Data excerpts
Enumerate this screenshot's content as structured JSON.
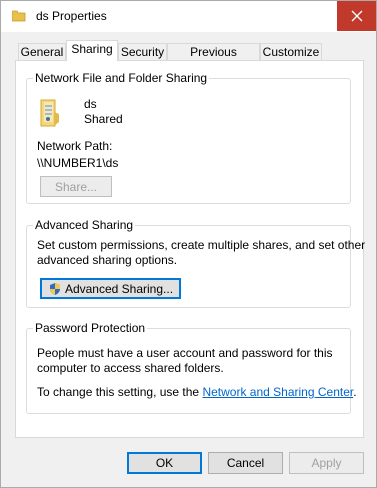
{
  "window": {
    "title": "ds Properties",
    "icon": "folder-icon",
    "close_icon": "close-icon"
  },
  "tabs": [
    {
      "label": "General",
      "active": false
    },
    {
      "label": "Sharing",
      "active": true
    },
    {
      "label": "Security",
      "active": false
    },
    {
      "label": "Previous Versions",
      "active": false
    },
    {
      "label": "Customize",
      "active": false
    }
  ],
  "network_sharing": {
    "group_label": "Network File and Folder Sharing",
    "folder_name": "ds",
    "status": "Shared",
    "path_label": "Network Path:",
    "path_value": "\\\\NUMBER1\\ds",
    "share_button": "Share..."
  },
  "advanced_sharing": {
    "group_label": "Advanced Sharing",
    "description_line1": "Set custom permissions, create multiple shares, and set other",
    "description_line2": "advanced sharing options.",
    "button_label": "Advanced Sharing..."
  },
  "password_protection": {
    "group_label": "Password Protection",
    "description_line1": "People must have a user account and password for this",
    "description_line2": "computer to access shared folders.",
    "change_prefix": "To change this setting, use the ",
    "link_text": "Network and Sharing Center",
    "change_suffix": "."
  },
  "footer": {
    "ok": "OK",
    "cancel": "Cancel",
    "apply": "Apply"
  },
  "colors": {
    "close_button": "#c0392b",
    "link": "#0066cc",
    "focus": "#0078d7"
  }
}
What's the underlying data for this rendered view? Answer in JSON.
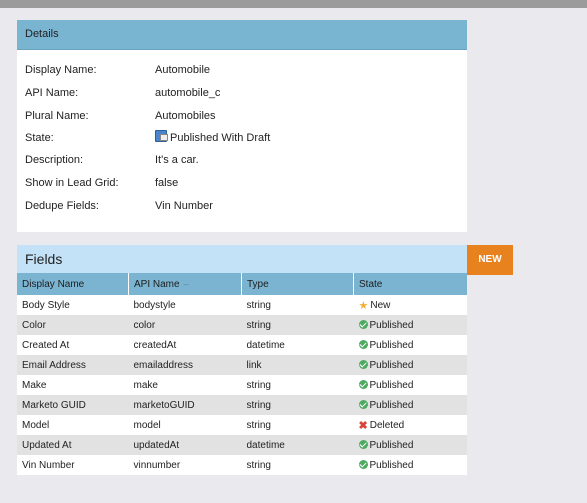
{
  "details": {
    "title": "Details",
    "rows": [
      {
        "label": "Display Name:",
        "value": "Automobile"
      },
      {
        "label": "API Name:",
        "value": "automobile_c"
      },
      {
        "label": "Plural Name:",
        "value": "Automobiles"
      },
      {
        "label": "State:",
        "value": "Published With Draft",
        "icon": "published-with-draft-icon"
      },
      {
        "label": "Description:",
        "value": "It's a car."
      },
      {
        "label": "Show in Lead Grid:",
        "value": "false"
      },
      {
        "label": "Dedupe Fields:",
        "value": "Vin Number"
      }
    ]
  },
  "fields": {
    "title": "Fields",
    "new_button": "NEW",
    "columns": [
      "Display Name",
      "API Name",
      "Type",
      "State"
    ],
    "sort_indicator": "–",
    "rows": [
      {
        "display_name": "Body Style",
        "api_name": "bodystyle",
        "type": "string",
        "state": "New",
        "state_icon": "star-icon"
      },
      {
        "display_name": "Color",
        "api_name": "color",
        "type": "string",
        "state": "Published",
        "state_icon": "check-circle-icon"
      },
      {
        "display_name": "Created At",
        "api_name": "createdAt",
        "type": "datetime",
        "state": "Published",
        "state_icon": "check-circle-icon"
      },
      {
        "display_name": "Email Address",
        "api_name": "emailaddress",
        "type": "link",
        "state": "Published",
        "state_icon": "check-circle-icon"
      },
      {
        "display_name": "Make",
        "api_name": "make",
        "type": "string",
        "state": "Published",
        "state_icon": "check-circle-icon"
      },
      {
        "display_name": "Marketo GUID",
        "api_name": "marketoGUID",
        "type": "string",
        "state": "Published",
        "state_icon": "check-circle-icon"
      },
      {
        "display_name": "Model",
        "api_name": "model",
        "type": "string",
        "state": "Deleted",
        "state_icon": "x-icon"
      },
      {
        "display_name": "Updated At",
        "api_name": "updatedAt",
        "type": "datetime",
        "state": "Published",
        "state_icon": "check-circle-icon"
      },
      {
        "display_name": "Vin Number",
        "api_name": "vinnumber",
        "type": "string",
        "state": "Published",
        "state_icon": "check-circle-icon"
      }
    ]
  },
  "colors": {
    "header_blue": "#79b4d1",
    "fields_header": "#c3e2f7",
    "new_button": "#e8821f",
    "published_green": "#4caa61",
    "deleted_red": "#d8443b",
    "new_star": "#f2b036"
  }
}
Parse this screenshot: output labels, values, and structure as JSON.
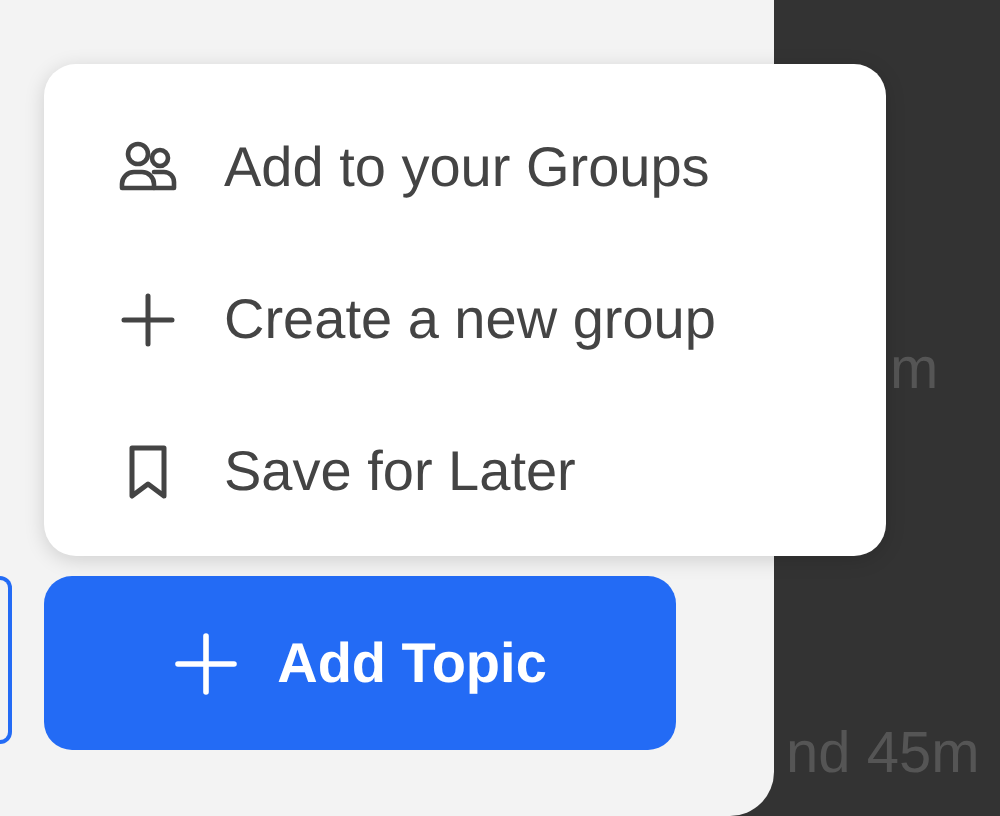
{
  "menu": {
    "items": [
      {
        "kind": "groups",
        "label": "Add to your Groups"
      },
      {
        "kind": "plus",
        "label": "Create a new group"
      },
      {
        "kind": "bookmark",
        "label": "Save for Later"
      }
    ]
  },
  "add_topic_button": {
    "label": "Add Topic"
  },
  "background": {
    "texts": [
      "m",
      "nd 45m"
    ]
  }
}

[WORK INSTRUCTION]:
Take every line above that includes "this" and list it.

[SOLVED EXERCISE]:
Enumerate this screenshot's content as structured JSON.
    "description_line1": "People must have a user account and password for this",
    "change_prefix": "To change this setting, use the ",
What's the underlying data for this rendered view? Answer in JSON.
Parse this screenshot: output labels, values, and structure as JSON.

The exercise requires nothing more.